Exercise goal
Nothing but the lines holding the string "server" should appear in the answer. Copy them from the entries.

----------

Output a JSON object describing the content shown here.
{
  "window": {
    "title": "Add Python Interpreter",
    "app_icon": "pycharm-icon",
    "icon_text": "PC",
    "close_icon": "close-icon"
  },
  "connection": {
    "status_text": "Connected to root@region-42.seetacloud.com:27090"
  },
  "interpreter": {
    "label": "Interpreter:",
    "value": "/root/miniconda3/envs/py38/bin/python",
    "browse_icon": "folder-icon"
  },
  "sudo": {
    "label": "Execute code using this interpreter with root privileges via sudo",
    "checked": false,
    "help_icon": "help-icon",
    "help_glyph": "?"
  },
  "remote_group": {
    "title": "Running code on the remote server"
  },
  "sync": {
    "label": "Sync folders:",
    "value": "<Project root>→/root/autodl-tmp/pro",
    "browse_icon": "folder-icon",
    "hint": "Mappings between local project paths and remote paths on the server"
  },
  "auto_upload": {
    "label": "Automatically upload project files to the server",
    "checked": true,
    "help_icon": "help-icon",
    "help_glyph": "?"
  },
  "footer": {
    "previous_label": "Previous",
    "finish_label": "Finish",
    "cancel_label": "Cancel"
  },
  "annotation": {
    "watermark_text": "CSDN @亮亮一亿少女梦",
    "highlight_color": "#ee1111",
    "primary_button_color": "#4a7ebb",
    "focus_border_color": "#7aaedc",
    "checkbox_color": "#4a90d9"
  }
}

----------

Exercise answer
    "title": "Running code on the remote server"
    "hint": "Mappings between local project paths and remote paths on the server"
    "label": "Automatically upload project files to the server",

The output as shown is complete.